In the entries below, find each line with the word "structured" and return it.

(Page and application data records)
━━━━━━━━━━━━━━━━━━━━

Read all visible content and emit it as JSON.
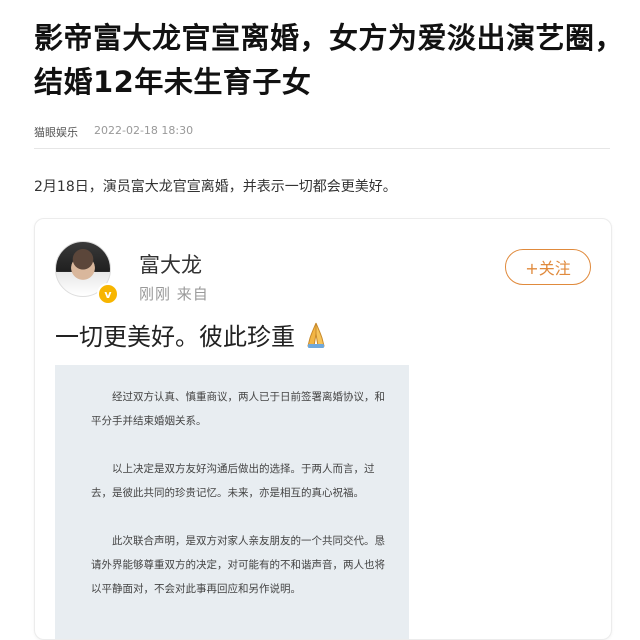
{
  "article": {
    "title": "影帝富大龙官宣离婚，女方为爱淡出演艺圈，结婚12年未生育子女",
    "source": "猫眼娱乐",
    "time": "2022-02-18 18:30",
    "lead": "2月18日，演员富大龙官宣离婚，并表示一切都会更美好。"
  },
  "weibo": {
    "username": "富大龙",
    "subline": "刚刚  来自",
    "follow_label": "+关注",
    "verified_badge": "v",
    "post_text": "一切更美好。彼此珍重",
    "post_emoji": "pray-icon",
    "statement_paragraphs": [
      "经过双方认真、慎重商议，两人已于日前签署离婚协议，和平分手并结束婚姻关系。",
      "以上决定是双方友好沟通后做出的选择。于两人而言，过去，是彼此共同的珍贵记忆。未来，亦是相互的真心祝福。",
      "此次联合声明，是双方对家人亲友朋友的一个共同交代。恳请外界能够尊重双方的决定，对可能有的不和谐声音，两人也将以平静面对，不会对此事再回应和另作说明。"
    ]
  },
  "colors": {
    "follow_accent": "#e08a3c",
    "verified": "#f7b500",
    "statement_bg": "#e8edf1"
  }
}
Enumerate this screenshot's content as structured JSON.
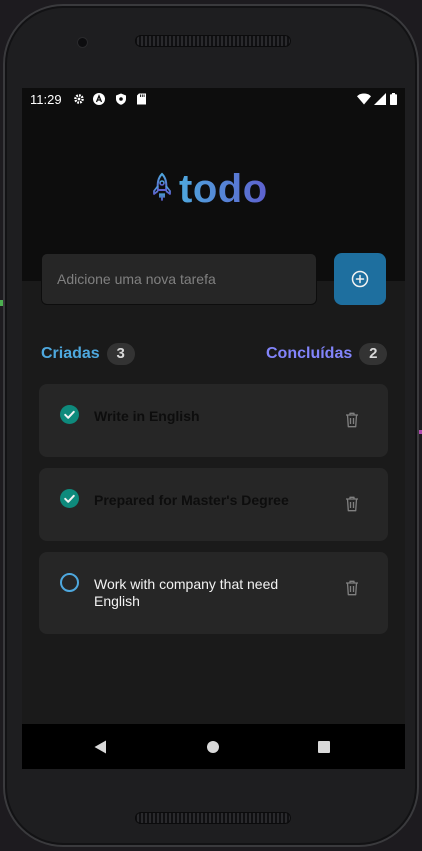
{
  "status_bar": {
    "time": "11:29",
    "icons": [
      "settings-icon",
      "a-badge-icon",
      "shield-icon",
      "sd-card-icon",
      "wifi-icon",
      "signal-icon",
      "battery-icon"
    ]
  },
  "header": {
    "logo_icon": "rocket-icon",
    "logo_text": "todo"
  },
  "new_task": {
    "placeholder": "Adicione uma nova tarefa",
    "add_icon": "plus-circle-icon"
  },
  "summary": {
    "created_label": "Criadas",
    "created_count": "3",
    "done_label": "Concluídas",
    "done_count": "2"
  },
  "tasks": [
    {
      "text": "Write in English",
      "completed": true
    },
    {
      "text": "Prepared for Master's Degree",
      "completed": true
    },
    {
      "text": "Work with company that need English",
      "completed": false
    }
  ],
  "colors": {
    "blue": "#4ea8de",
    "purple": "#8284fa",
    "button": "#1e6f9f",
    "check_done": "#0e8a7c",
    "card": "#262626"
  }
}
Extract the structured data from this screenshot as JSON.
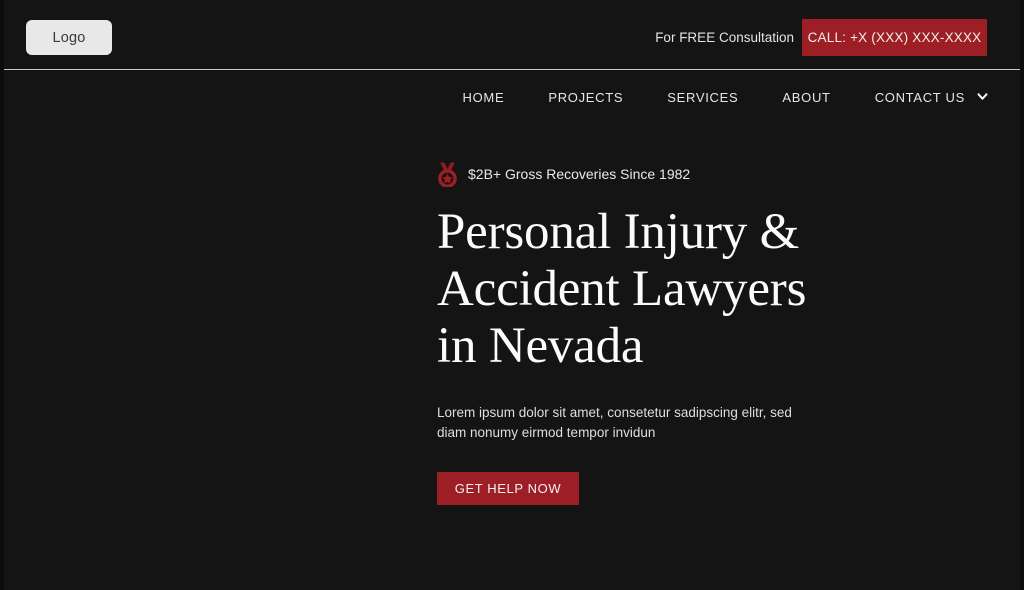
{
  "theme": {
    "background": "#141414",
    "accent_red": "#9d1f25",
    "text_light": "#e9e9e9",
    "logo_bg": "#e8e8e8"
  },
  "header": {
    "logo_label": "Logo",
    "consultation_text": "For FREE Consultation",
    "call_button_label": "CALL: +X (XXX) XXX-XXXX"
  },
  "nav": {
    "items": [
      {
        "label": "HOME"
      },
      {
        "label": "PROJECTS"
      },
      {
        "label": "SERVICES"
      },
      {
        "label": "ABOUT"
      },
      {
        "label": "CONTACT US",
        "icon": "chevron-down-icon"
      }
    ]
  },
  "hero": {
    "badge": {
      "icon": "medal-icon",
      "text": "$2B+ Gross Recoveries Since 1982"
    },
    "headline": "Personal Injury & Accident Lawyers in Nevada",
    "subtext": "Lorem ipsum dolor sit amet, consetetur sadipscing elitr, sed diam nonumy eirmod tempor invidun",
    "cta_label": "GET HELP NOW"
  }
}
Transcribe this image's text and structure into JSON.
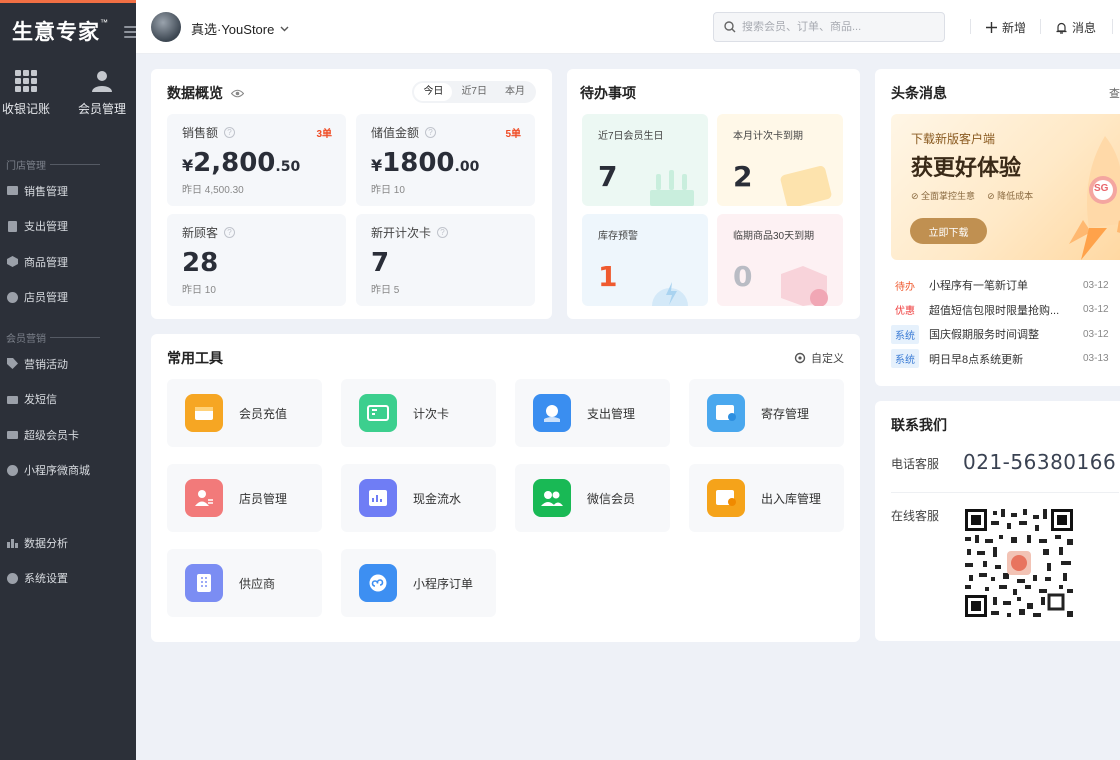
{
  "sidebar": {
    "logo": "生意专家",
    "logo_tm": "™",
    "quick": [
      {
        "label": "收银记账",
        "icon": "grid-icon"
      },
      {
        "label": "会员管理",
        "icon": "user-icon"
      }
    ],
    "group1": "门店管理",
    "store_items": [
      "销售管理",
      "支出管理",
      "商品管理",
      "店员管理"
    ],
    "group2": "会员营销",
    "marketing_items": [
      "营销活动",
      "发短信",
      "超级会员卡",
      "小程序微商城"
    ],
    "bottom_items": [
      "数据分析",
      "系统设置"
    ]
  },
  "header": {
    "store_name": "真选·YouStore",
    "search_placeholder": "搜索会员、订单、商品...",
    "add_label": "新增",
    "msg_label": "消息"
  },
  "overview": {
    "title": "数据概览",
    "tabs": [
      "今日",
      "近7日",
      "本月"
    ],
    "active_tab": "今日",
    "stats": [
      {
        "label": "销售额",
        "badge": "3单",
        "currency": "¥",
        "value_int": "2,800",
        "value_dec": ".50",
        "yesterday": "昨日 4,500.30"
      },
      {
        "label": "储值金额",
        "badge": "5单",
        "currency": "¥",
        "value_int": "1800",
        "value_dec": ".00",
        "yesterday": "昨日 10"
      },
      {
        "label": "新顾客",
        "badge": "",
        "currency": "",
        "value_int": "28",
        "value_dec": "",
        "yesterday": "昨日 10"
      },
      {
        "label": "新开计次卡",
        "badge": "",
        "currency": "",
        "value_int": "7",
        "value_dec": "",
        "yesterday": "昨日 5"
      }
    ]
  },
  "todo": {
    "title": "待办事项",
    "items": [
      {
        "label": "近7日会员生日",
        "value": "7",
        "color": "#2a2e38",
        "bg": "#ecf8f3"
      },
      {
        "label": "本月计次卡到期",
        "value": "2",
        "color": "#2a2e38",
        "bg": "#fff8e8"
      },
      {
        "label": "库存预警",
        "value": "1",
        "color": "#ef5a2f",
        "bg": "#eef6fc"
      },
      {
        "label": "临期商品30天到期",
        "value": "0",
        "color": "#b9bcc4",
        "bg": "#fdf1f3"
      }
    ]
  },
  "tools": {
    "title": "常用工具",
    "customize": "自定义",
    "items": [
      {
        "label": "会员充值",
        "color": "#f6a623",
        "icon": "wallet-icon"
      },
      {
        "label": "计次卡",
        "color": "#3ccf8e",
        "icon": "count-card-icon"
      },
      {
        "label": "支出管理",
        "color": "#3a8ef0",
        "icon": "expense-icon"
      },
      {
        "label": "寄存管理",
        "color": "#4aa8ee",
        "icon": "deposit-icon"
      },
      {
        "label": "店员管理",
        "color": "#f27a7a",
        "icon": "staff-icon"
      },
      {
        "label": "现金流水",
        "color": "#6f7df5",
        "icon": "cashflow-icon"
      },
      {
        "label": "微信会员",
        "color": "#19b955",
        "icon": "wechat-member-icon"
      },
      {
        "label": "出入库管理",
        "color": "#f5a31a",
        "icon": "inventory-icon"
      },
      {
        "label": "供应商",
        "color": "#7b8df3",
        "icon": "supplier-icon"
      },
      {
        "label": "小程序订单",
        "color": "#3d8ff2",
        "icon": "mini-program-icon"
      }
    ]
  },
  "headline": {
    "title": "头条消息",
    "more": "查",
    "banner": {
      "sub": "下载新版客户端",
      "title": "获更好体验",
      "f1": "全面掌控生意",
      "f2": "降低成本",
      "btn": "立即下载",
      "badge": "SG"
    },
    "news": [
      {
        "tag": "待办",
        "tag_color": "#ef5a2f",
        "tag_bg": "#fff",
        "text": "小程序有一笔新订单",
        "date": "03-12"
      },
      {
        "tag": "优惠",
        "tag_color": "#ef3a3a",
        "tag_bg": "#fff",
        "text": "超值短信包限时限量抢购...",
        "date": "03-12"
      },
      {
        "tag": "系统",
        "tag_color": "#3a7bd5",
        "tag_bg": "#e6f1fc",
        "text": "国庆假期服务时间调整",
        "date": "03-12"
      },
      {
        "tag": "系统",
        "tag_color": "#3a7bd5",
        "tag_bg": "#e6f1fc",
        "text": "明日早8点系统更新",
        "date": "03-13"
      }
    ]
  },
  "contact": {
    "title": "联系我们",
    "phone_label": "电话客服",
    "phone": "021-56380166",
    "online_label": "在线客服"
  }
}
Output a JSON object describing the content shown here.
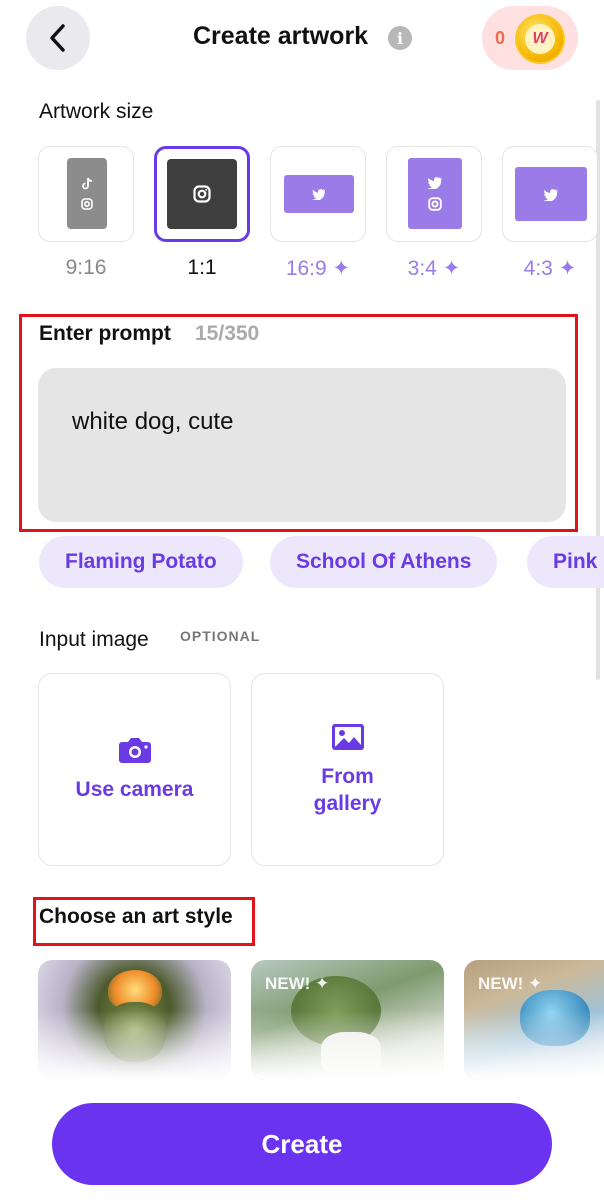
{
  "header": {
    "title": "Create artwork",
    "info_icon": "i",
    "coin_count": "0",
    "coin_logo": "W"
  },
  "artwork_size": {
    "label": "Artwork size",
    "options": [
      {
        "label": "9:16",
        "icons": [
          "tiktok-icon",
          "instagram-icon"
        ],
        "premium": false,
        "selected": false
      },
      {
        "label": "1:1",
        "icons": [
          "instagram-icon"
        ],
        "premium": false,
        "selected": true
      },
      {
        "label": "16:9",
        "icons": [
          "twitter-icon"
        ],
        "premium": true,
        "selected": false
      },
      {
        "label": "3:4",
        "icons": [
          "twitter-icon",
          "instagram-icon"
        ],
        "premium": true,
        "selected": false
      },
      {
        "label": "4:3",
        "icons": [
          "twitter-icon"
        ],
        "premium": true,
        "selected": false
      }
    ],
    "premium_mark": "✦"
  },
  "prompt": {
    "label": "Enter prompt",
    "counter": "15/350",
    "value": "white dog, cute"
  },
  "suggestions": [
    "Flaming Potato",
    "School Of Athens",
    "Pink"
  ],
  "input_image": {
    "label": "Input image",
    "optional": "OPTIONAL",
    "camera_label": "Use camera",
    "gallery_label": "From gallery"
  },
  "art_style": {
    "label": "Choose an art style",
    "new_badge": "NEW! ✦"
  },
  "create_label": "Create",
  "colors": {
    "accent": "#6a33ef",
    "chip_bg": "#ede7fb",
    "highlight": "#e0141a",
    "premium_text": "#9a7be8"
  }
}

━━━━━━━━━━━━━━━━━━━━

■ OUTPUT FOR THIS TASK:
Enumerate this screenshot's content as structured JSON.
Extract the structured data from this screenshot as JSON.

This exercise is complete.